Your instructions
All of the data should be copied exactly, with the pictures left out.

Data supplied

━━━━━━━━

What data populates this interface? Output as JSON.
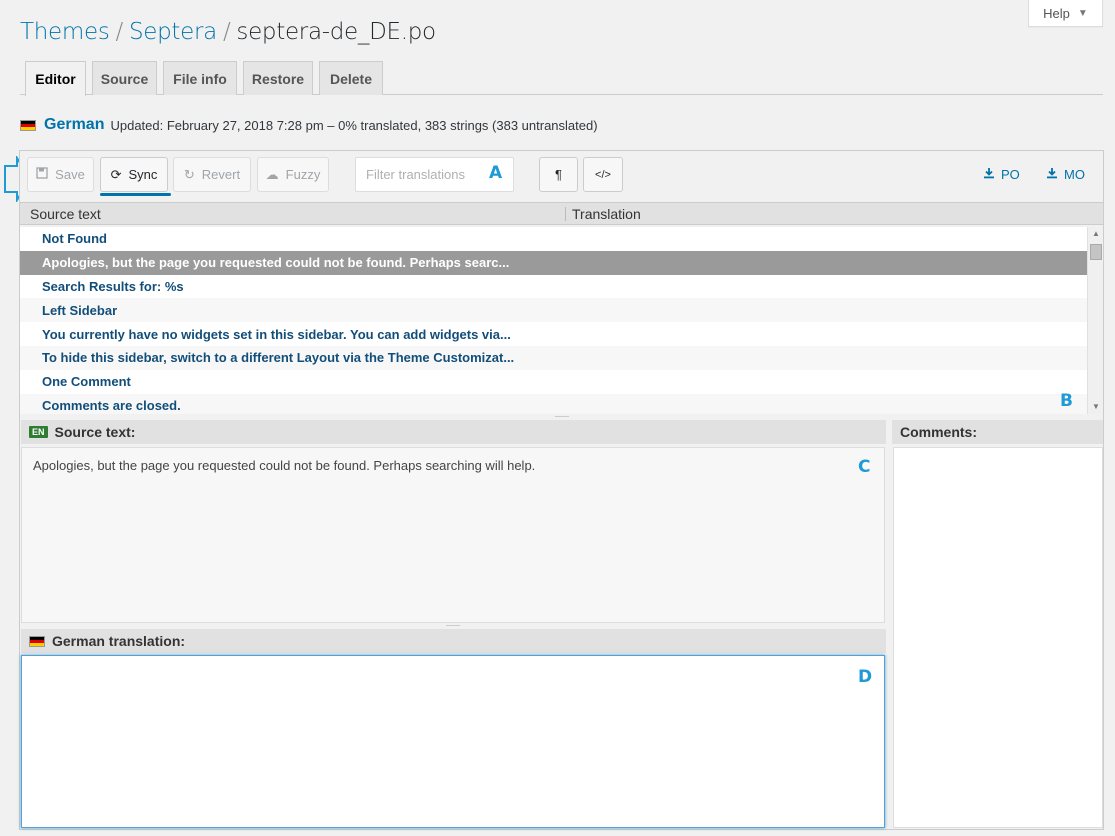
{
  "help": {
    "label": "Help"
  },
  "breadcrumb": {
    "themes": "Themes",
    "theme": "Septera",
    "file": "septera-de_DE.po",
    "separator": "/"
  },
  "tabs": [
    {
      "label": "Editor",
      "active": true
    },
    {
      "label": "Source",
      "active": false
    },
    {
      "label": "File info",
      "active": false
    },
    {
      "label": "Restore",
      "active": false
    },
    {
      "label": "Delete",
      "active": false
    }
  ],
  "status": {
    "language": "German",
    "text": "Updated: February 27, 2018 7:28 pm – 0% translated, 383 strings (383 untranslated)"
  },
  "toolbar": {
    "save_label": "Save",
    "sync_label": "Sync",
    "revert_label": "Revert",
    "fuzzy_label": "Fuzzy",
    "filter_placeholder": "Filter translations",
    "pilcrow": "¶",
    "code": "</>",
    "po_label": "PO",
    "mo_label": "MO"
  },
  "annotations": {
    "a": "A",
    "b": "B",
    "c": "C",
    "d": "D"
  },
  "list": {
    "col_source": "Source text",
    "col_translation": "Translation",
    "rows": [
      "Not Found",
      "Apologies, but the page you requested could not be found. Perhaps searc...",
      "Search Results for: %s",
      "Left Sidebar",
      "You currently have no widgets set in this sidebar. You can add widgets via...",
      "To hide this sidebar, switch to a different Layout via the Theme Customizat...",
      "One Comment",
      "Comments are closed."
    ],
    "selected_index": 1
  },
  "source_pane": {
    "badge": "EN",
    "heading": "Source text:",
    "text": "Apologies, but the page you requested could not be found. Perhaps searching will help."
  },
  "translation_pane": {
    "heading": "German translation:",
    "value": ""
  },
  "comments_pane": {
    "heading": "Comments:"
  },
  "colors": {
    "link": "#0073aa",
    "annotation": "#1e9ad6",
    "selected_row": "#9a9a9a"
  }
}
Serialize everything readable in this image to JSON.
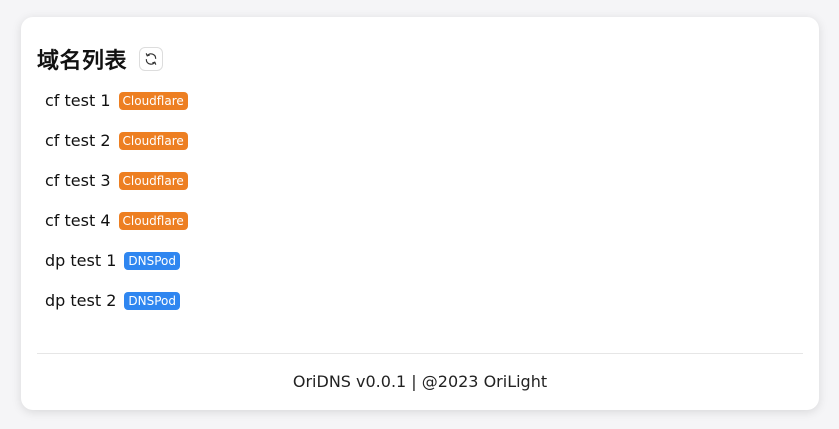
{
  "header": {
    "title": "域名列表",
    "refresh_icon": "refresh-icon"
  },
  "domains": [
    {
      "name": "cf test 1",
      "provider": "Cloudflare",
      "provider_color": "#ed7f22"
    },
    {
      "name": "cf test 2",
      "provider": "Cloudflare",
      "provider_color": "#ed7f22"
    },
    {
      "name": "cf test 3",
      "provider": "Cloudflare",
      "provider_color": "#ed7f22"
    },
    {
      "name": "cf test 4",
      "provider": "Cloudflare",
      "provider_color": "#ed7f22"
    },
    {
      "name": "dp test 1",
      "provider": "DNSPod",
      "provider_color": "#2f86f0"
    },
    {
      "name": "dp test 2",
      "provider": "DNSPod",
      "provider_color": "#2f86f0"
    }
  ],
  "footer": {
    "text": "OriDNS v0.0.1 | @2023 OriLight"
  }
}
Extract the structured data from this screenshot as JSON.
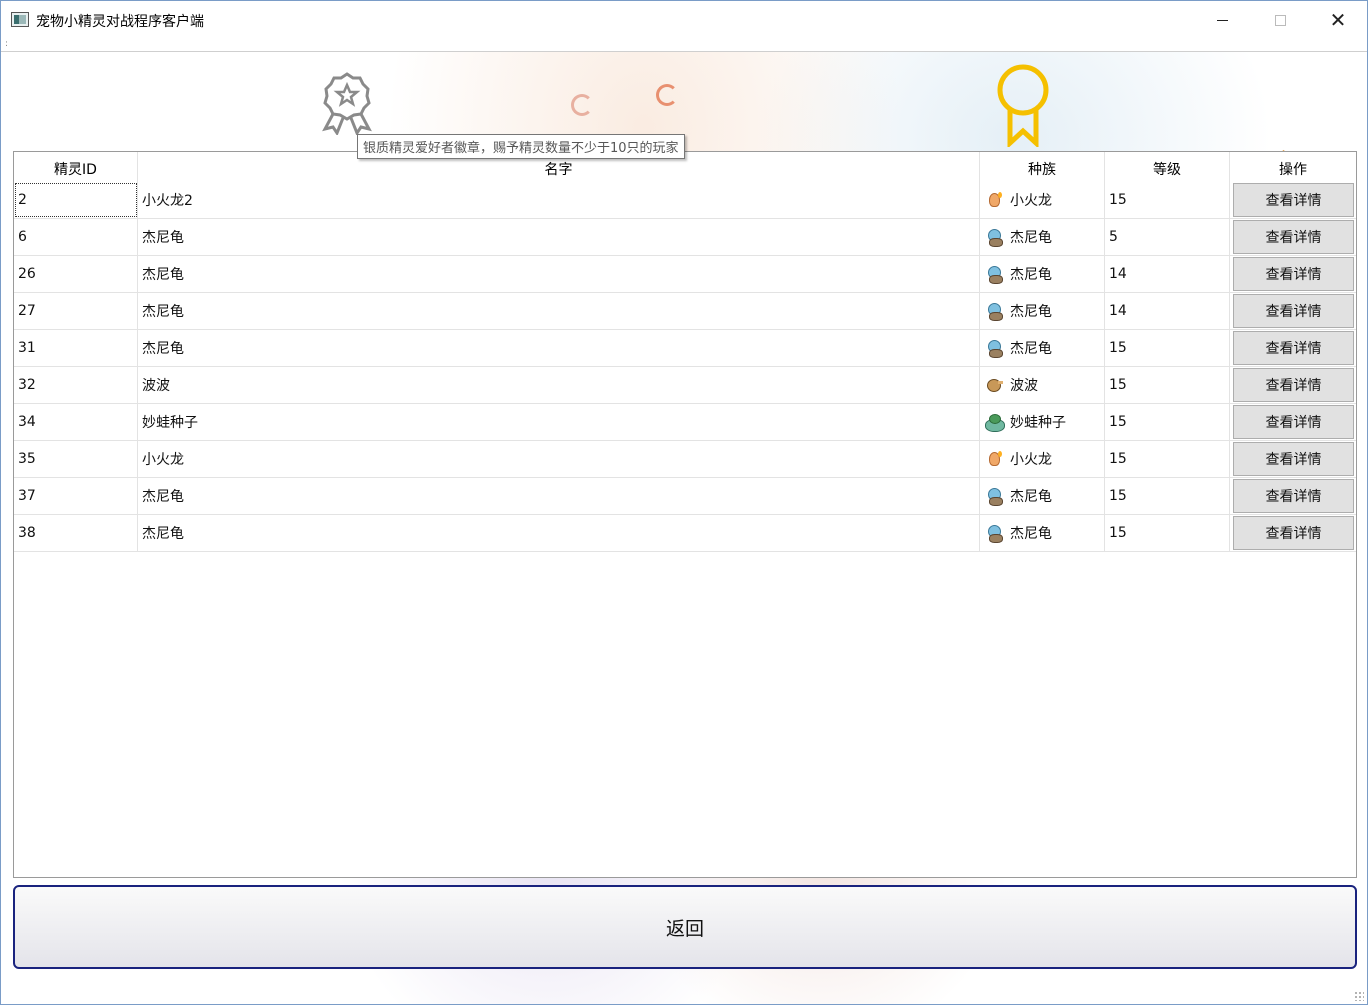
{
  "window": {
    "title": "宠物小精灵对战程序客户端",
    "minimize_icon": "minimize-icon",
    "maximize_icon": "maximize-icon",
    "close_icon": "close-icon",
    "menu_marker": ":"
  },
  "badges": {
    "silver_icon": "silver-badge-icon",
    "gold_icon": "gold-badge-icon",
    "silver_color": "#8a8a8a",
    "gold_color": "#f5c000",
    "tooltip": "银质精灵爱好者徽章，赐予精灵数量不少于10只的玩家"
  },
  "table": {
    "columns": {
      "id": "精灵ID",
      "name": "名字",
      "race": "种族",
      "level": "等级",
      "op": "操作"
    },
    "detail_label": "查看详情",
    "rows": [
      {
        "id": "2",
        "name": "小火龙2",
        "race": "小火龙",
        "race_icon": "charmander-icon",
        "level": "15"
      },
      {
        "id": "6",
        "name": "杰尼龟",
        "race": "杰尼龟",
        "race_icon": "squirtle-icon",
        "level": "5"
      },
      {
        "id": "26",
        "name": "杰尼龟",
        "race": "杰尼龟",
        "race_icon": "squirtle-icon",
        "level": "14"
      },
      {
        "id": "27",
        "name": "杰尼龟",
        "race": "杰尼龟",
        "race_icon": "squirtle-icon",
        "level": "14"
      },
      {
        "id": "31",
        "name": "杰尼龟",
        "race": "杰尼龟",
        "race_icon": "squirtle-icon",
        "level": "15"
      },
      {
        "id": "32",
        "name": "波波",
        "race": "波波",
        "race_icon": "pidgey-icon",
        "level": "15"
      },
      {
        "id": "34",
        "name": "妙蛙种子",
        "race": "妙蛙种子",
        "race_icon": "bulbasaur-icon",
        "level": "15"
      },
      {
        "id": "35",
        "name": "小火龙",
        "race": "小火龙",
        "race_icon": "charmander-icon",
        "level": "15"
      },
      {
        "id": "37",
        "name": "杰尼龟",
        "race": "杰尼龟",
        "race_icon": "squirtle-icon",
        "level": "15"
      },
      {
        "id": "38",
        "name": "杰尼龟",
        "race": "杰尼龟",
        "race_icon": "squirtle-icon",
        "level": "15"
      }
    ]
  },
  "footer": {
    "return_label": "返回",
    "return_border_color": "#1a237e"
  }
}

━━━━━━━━

Task result
What data populates this interface? Output as JSON.
{
  "help": {
    "label": "Help"
  },
  "breadcrumb": {
    "themes": "Themes",
    "theme": "Septera",
    "file": "septera-de_DE.po",
    "separator": "/"
  },
  "tabs": [
    {
      "label": "Editor",
      "active": true
    },
    {
      "label": "Source",
      "active": false
    },
    {
      "label": "File info",
      "active": false
    },
    {
      "label": "Restore",
      "active": false
    },
    {
      "label": "Delete",
      "active": false
    }
  ],
  "status": {
    "language": "German",
    "text": "Updated: February 27, 2018 7:28 pm – 0% translated, 383 strings (383 untranslated)"
  },
  "toolbar": {
    "save_label": "Save",
    "sync_label": "Sync",
    "revert_label": "Revert",
    "fuzzy_label": "Fuzzy",
    "filter_placeholder": "Filter translations",
    "pilcrow": "¶",
    "code": "</>",
    "po_label": "PO",
    "mo_label": "MO"
  },
  "annotations": {
    "a": "A",
    "b": "B",
    "c": "C",
    "d": "D"
  },
  "list": {
    "col_source": "Source text",
    "col_translation": "Translation",
    "rows": [
      "Not Found",
      "Apologies, but the page you requested could not be found. Perhaps searc...",
      "Search Results for: %s",
      "Left Sidebar",
      "You currently have no widgets set in this sidebar. You can add widgets via...",
      "To hide this sidebar, switch to a different Layout via the Theme Customizat...",
      "One Comment",
      "Comments are closed."
    ],
    "selected_index": 1
  },
  "source_pane": {
    "badge": "EN",
    "heading": "Source text:",
    "text": "Apologies, but the page you requested could not be found. Perhaps searching will help."
  },
  "translation_pane": {
    "heading": "German translation:",
    "value": ""
  },
  "comments_pane": {
    "heading": "Comments:"
  },
  "colors": {
    "link": "#0073aa",
    "annotation": "#1e9ad6",
    "selected_row": "#9a9a9a"
  }
}
Serialize everything readable in this image to JSON.
{
  "header": {
    "title": "域名列表",
    "refresh_icon": "refresh-icon"
  },
  "domains": [
    {
      "name": "cf test 1",
      "provider": "Cloudflare",
      "provider_color": "#ed7f22"
    },
    {
      "name": "cf test 2",
      "provider": "Cloudflare",
      "provider_color": "#ed7f22"
    },
    {
      "name": "cf test 3",
      "provider": "Cloudflare",
      "provider_color": "#ed7f22"
    },
    {
      "name": "cf test 4",
      "provider": "Cloudflare",
      "provider_color": "#ed7f22"
    },
    {
      "name": "dp test 1",
      "provider": "DNSPod",
      "provider_color": "#2f86f0"
    },
    {
      "name": "dp test 2",
      "provider": "DNSPod",
      "provider_color": "#2f86f0"
    }
  ],
  "footer": {
    "text": "OriDNS v0.0.1 | @2023 OriLight"
  }
}
Extract the structured data from this screenshot as JSON.
{
  "window": {
    "title": "宠物小精灵对战程序客户端",
    "minimize_icon": "minimize-icon",
    "maximize_icon": "maximize-icon",
    "close_icon": "close-icon",
    "menu_marker": ":"
  },
  "badges": {
    "silver_icon": "silver-badge-icon",
    "gold_icon": "gold-badge-icon",
    "silver_color": "#8a8a8a",
    "gold_color": "#f5c000",
    "tooltip": "银质精灵爱好者徽章，赐予精灵数量不少于10只的玩家"
  },
  "table": {
    "columns": {
      "id": "精灵ID",
      "name": "名字",
      "race": "种族",
      "level": "等级",
      "op": "操作"
    },
    "detail_label": "查看详情",
    "rows": [
      {
        "id": "2",
        "name": "小火龙2",
        "race": "小火龙",
        "race_icon": "charmander-icon",
        "level": "15"
      },
      {
        "id": "6",
        "name": "杰尼龟",
        "race": "杰尼龟",
        "race_icon": "squirtle-icon",
        "level": "5"
      },
      {
        "id": "26",
        "name": "杰尼龟",
        "race": "杰尼龟",
        "race_icon": "squirtle-icon",
        "level": "14"
      },
      {
        "id": "27",
        "name": "杰尼龟",
        "race": "杰尼龟",
        "race_icon": "squirtle-icon",
        "level": "14"
      },
      {
        "id": "31",
        "name": "杰尼龟",
        "race": "杰尼龟",
        "race_icon": "squirtle-icon",
        "level": "15"
      },
      {
        "id": "32",
        "name": "波波",
        "race": "波波",
        "race_icon": "pidgey-icon",
        "level": "15"
      },
      {
        "id": "34",
        "name": "妙蛙种子",
        "race": "妙蛙种子",
        "race_icon": "bulbasaur-icon",
        "level": "15"
      },
      {
        "id": "35",
        "name": "小火龙",
        "race": "小火龙",
        "race_icon": "charmander-icon",
        "level": "15"
      },
      {
        "id": "37",
        "name": "杰尼龟",
        "race": "杰尼龟",
        "race_icon": "squirtle-icon",
        "level": "15"
      },
      {
        "id": "38",
        "name": "杰尼龟",
        "race": "杰尼龟",
        "race_icon": "squirtle-icon",
        "level": "15"
      }
    ]
  },
  "footer": {
    "return_label": "返回",
    "return_border_color": "#1a237e"
  }
}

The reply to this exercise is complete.